Though some harsh measurements need to be taken, it is still possible to avoid reinforcing the tensions already evident between different groups in society. Any major policy response to youth unemployment should have the support of all relevant stakeholders. Radical reforms cannot be divisive or perceived as partisan if they are to address the uncertainty and insecurity that Europe’s youth is currently experiencing. Further, solving Europe’s youth crisis must not come at the cost of intergenerational conflict. Older workers are also vulnerable and this is particularly true at a time of rapid technological advances. However, older workers bring a wealth of experience and expertise to the workplace, and this deserves to be recognised.
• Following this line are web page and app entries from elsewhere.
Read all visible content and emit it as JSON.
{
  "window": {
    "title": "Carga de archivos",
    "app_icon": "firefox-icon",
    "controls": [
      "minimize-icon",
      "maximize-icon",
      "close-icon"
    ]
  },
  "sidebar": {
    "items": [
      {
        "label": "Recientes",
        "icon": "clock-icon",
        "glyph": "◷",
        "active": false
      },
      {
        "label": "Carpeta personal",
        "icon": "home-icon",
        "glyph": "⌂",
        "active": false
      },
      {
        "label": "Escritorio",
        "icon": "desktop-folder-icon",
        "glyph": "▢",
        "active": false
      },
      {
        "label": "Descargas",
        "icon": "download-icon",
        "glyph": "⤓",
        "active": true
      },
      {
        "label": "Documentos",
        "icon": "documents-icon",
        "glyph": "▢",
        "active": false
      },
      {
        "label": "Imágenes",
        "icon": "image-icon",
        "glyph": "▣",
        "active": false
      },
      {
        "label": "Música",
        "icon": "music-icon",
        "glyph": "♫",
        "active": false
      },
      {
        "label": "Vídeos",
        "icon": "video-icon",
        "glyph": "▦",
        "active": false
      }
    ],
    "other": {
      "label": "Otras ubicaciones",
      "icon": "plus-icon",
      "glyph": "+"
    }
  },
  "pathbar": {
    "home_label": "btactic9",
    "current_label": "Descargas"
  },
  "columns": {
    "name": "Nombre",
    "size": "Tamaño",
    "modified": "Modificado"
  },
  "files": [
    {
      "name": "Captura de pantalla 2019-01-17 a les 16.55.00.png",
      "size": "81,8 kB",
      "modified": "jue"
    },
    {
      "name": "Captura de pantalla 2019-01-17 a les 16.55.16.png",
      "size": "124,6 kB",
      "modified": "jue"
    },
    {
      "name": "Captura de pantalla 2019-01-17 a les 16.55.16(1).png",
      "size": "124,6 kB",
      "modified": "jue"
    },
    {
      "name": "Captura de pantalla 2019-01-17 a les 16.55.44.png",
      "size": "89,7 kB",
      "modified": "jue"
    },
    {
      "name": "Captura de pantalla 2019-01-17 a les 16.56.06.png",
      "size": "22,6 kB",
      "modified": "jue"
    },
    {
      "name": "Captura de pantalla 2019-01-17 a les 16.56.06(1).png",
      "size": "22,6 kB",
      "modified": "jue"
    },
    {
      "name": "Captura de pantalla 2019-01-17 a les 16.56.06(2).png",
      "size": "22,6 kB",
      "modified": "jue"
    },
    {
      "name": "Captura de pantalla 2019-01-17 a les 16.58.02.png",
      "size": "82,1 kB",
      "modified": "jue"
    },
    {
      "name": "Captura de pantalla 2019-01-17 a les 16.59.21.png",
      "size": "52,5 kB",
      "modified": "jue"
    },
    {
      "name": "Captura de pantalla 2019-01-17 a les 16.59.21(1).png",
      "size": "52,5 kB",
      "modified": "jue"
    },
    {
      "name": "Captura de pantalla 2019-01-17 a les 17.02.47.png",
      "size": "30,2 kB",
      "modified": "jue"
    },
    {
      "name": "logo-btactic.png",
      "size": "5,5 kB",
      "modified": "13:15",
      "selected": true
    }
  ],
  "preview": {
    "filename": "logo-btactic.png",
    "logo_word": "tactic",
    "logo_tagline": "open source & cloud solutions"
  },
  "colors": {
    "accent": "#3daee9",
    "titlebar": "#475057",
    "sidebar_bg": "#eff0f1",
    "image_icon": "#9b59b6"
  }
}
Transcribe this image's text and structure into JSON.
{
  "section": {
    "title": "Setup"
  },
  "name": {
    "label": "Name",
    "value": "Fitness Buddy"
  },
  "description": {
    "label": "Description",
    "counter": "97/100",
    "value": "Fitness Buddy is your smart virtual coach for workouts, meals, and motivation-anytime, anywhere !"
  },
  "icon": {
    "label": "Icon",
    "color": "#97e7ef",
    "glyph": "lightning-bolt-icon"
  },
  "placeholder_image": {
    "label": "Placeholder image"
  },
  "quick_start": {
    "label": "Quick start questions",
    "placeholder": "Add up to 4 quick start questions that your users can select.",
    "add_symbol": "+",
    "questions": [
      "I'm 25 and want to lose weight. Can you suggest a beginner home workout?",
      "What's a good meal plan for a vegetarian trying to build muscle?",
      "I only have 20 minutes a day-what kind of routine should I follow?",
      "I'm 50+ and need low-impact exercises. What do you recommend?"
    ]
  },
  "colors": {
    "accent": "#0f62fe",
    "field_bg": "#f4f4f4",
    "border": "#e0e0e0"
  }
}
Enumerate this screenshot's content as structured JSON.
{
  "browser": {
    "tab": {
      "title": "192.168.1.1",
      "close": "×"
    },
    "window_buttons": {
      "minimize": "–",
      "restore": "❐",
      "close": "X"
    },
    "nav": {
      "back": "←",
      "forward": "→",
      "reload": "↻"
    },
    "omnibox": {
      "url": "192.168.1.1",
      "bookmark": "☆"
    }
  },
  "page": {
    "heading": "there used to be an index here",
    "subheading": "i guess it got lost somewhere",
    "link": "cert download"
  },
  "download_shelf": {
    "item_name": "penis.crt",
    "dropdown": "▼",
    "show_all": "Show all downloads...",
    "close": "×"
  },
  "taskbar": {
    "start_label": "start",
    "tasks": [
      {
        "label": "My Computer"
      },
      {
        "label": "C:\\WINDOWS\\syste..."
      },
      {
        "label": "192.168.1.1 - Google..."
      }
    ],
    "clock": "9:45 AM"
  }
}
Policy-makers at European and national level have in recent months increased their focus on the problems of young people and increased their use of the language of crisis, but they must now put their rhetoric into action. The young people of today are the decision-makers of tomorrow. The long-term sustainability of democracy and social cohesion therefore demands the engagement and participation of young people in the democratic process. However, young people are experiencing a general crisis of trust and values. Failure to act now is likely to entrench the anxiety and disillusionment of many of Europe’s young people, which will be very difficult to reverse. We must therefore go much further than what has already been done in order to ensure the future of Europe.